Input material ▸
/---
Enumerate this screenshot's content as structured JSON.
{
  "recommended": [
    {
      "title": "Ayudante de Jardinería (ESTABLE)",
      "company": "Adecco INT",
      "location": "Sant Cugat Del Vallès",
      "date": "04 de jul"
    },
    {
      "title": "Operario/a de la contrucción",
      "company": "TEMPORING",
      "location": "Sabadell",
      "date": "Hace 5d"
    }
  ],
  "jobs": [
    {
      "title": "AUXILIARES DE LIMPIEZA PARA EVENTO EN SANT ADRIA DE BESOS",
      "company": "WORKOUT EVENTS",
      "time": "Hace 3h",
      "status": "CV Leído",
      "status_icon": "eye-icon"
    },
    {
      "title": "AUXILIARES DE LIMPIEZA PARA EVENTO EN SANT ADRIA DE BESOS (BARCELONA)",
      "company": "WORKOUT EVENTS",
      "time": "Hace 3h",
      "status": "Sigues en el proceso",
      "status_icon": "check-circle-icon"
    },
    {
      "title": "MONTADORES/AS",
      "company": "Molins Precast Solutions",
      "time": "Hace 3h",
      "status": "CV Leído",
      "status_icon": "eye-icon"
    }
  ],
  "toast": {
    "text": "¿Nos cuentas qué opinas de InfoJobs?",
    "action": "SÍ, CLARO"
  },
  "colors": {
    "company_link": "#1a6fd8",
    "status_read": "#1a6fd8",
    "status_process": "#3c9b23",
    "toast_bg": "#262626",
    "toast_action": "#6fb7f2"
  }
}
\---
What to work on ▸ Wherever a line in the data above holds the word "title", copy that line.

Task response ▸
      "title": "Ayudante de Jardinería (ESTABLE)",
      "title": "Operario/a de la contrucción",
      "title": "AUXILIARES DE LIMPIEZA PARA EVENTO EN SANT ADRIA DE BESOS",
      "title": "AUXILIARES DE LIMPIEZA PARA EVENTO EN SANT ADRIA DE BESOS (BARCELONA)",
      "title": "MONTADORES/AS",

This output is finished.